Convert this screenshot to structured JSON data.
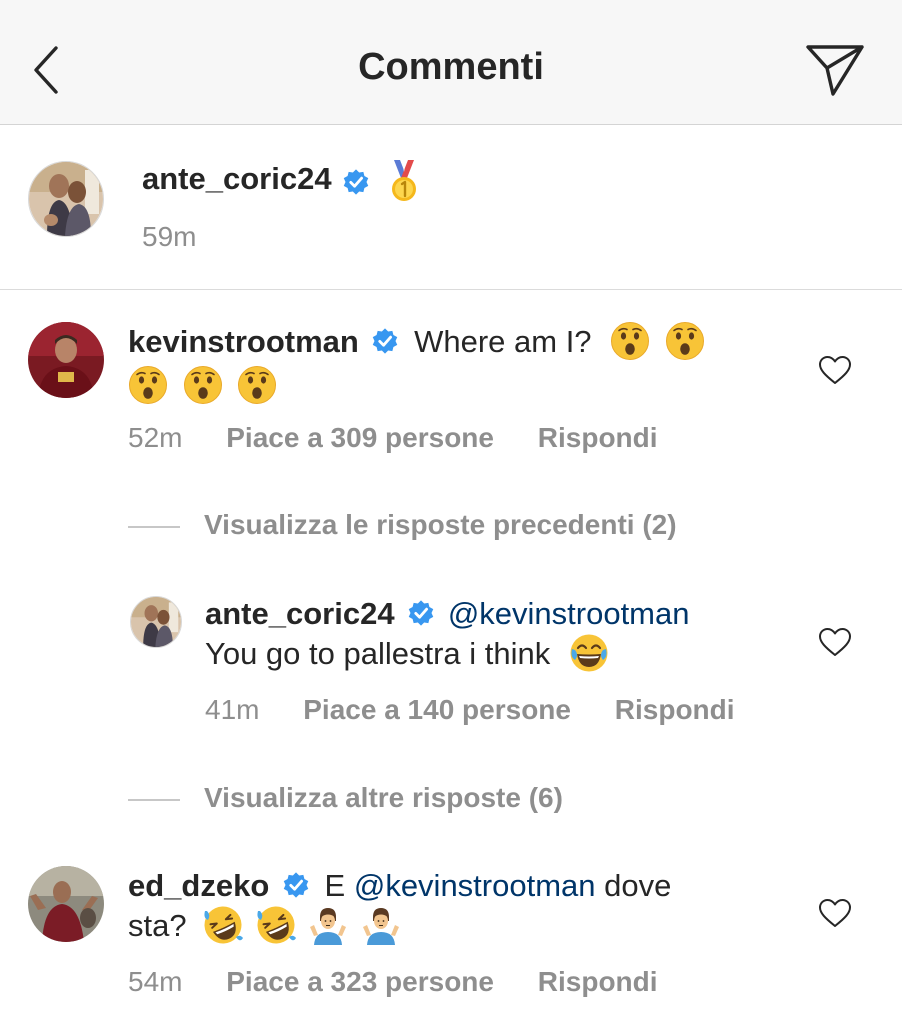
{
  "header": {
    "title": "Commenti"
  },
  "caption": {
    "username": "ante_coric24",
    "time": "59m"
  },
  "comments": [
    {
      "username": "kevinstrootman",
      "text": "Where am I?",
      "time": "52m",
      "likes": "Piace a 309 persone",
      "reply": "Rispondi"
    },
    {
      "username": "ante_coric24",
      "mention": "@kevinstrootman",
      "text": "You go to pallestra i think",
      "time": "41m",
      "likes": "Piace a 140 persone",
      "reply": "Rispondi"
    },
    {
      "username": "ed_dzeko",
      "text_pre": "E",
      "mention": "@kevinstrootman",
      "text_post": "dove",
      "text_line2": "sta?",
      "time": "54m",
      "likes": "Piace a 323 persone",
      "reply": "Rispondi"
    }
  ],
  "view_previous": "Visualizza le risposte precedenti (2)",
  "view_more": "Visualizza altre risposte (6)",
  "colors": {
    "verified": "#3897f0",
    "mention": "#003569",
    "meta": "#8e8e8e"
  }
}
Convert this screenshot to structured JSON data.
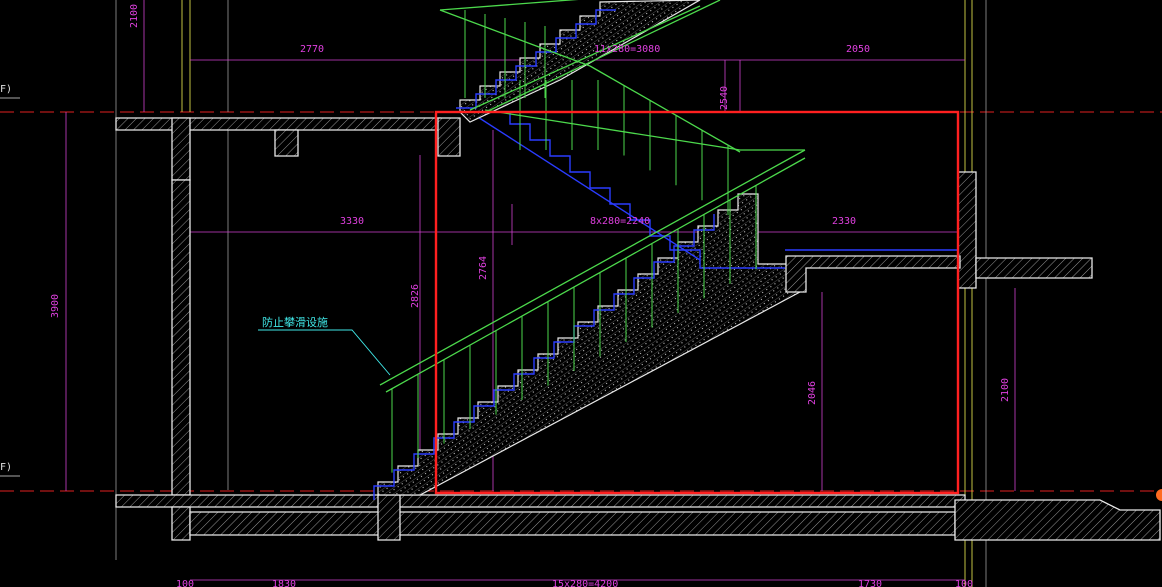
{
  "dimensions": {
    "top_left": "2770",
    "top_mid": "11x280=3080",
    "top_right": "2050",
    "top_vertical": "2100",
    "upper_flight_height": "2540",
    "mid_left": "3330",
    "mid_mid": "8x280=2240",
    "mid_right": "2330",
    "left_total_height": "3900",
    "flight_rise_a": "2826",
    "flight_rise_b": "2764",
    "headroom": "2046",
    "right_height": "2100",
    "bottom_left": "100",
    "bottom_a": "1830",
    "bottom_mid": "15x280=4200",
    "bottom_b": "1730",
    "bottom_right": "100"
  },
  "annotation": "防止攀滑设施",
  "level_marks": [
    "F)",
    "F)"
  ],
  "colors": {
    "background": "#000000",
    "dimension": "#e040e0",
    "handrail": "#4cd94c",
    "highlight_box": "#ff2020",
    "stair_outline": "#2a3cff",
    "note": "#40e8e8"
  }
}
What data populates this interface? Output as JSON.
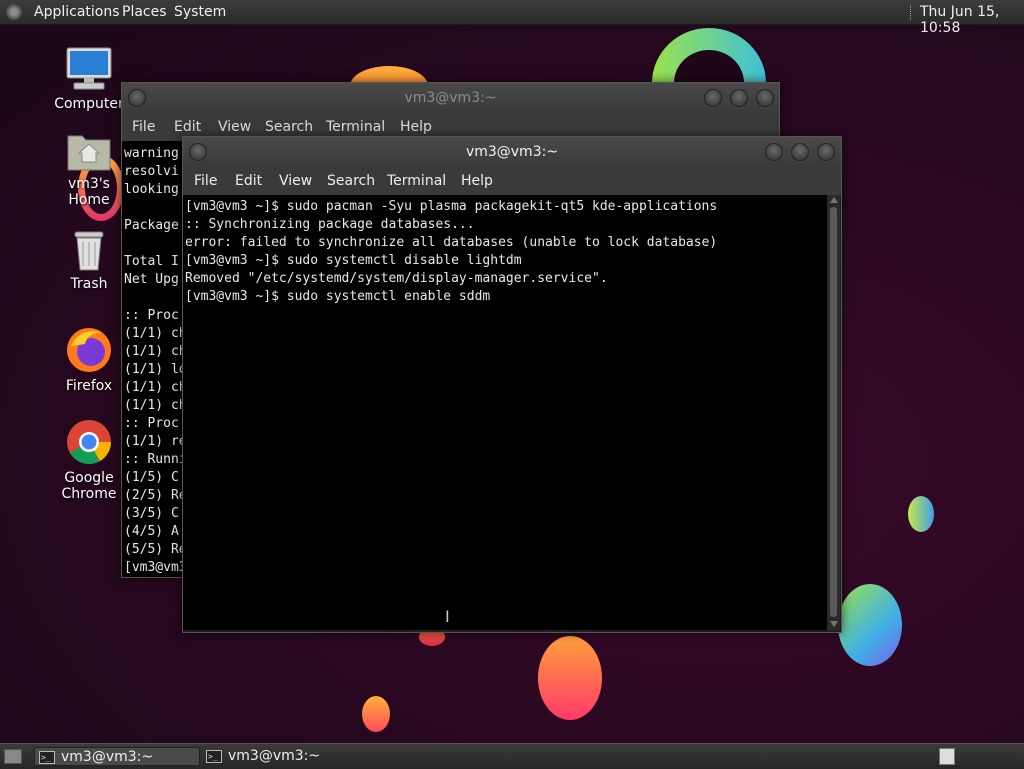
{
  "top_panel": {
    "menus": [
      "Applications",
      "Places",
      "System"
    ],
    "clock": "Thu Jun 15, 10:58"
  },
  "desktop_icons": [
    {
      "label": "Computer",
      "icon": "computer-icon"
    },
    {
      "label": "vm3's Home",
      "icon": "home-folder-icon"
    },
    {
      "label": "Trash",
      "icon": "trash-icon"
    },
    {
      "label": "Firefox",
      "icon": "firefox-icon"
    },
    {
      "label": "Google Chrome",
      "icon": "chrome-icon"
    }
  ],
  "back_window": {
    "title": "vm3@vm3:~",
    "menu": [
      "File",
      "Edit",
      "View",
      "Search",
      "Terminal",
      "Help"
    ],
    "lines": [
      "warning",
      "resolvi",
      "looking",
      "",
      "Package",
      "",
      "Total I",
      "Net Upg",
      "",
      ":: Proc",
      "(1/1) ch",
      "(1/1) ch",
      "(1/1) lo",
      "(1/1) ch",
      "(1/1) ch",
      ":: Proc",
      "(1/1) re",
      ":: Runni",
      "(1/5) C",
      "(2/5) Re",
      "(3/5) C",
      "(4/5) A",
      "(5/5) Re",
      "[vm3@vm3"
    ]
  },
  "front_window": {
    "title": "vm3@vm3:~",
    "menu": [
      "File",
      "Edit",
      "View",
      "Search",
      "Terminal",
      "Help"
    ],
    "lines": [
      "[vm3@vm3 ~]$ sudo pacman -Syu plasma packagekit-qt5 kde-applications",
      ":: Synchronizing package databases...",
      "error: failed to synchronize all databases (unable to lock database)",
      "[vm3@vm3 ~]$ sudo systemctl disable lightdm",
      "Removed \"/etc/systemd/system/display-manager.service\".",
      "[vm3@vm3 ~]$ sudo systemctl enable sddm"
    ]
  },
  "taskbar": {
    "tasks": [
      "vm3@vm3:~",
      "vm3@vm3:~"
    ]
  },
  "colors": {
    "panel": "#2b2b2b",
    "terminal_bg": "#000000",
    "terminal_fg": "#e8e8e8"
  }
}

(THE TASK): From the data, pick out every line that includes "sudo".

(SOLUTION):
      "[vm3@vm3 ~]$ sudo pacman -Syu plasma packagekit-qt5 kde-applications",
      "[vm3@vm3 ~]$ sudo systemctl disable lightdm",
      "[vm3@vm3 ~]$ sudo systemctl enable sddm"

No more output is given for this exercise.